Florida’s Gulf Coast is a weirdly dissociated place.
True, there’s a cohesiveness to it all, mainly in that the Gulf Coast is more laid-back and less preoccupied with appearances than Florida’s Atlantic Coast. It clings to the vestiges of Old Florida a bit tighter. Yet this cohesiveness begins to crack and the distinct personalities of each Gulf Coast sub-region emerge depending on where you veer off Interstate 75.
Much of this can be credited to Florida’s ages-old knack for self-promotion — after all, tourism is the Sunshine State’s top industry. Each individual “coast” boasts its own allure, its own socio-cultural identity.
Looking for something a touch more urbane — art galleries, opera and the like? Get thee to the Cultural Coast (Sarasota County). Are sprawling white sand beaches, no matter how mobbed, your top priority? The Sun Coast (the Tampa Bay Area) beckons. In search of an upscale boomer Xanadu? The Paradise Coast (Naples/Marco Island) awaits. Don’t mind smaller crowds and bigger mosquito bites? The Nature Coast (Citrus, Levy, Pasco, Hernando, Dixie and Wakulla counties) is your best bet.
Located roughly equidistance between Fort Myers and Sarasota, Charlotte County, which includes the small city of Punta Gorda along with the communities of Englewood and Port Charlotte, is trickier to pin down.
Charlotte County is an often overlooked misfit, really, borrowing bits from the above vernacular coastal regions to form its own identity. Compared to Charlotte County’s neighbors to the north and south, it’s an unassuming destination where the biggest draws are its relative lack of big draws. Friendly and low-key, it doesn’t need to showboat and tout its natural beauty.
If anything, you could say that Charlotte County plays the role of “Sustainable Coast” — not the sexiest moniker, but it works.

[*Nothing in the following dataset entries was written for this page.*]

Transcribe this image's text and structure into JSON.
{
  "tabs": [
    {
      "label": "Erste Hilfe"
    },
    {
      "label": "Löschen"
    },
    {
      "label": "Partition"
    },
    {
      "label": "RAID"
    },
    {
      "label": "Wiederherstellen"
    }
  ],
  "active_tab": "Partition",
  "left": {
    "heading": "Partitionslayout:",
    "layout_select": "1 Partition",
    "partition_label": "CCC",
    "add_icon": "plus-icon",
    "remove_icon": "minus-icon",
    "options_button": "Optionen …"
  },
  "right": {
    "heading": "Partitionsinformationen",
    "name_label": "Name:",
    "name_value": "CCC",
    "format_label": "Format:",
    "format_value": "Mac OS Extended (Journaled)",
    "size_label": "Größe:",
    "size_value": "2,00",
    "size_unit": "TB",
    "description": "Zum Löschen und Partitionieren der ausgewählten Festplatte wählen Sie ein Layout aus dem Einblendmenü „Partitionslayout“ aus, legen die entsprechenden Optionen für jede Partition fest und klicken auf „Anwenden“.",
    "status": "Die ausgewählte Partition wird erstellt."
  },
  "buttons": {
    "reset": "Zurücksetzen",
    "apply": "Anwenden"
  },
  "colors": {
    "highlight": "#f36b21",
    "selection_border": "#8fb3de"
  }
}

With Punta Gorda serving as a base camp of sorts, visitors come for the intimate, unspoiled beaches of Manasota Key; a handful of scenic state parks; nearly a dozen birder-friendly conservation preserves and environmental parks; and miles of aquatic wilderness best explored by paddleboard or kayak along Charlotte County’s Blueway Trails. Eva and Chris Worden’s eponymous 85-acre organic farm and CSA program along with TEAM Punta Gorda, a volunteer-run organization focused on building out Punta Gorda’s bicycling infrastructure and promoting community gardening efforts, are just two local enterprises helping to veer residents of Charlotte County down a more sustainable path.
Yet Charlotte County’s newest eco-asset offers a drastic departure from the norm.
It revolves around the built environment, specifically a mixed-use development complete with ultra-efficient homes and a utility-scale in-house solar power plant. Named Babcock Ranch, this 18,000-acre utopia-in-the-making was borne from the largest conservation land acquisition in Florida history and is poised to put sleepy Charlotte County on the map in a big way.
To learn more about Babcock Ranch and investment opportunities, contact 9 Core Realty today.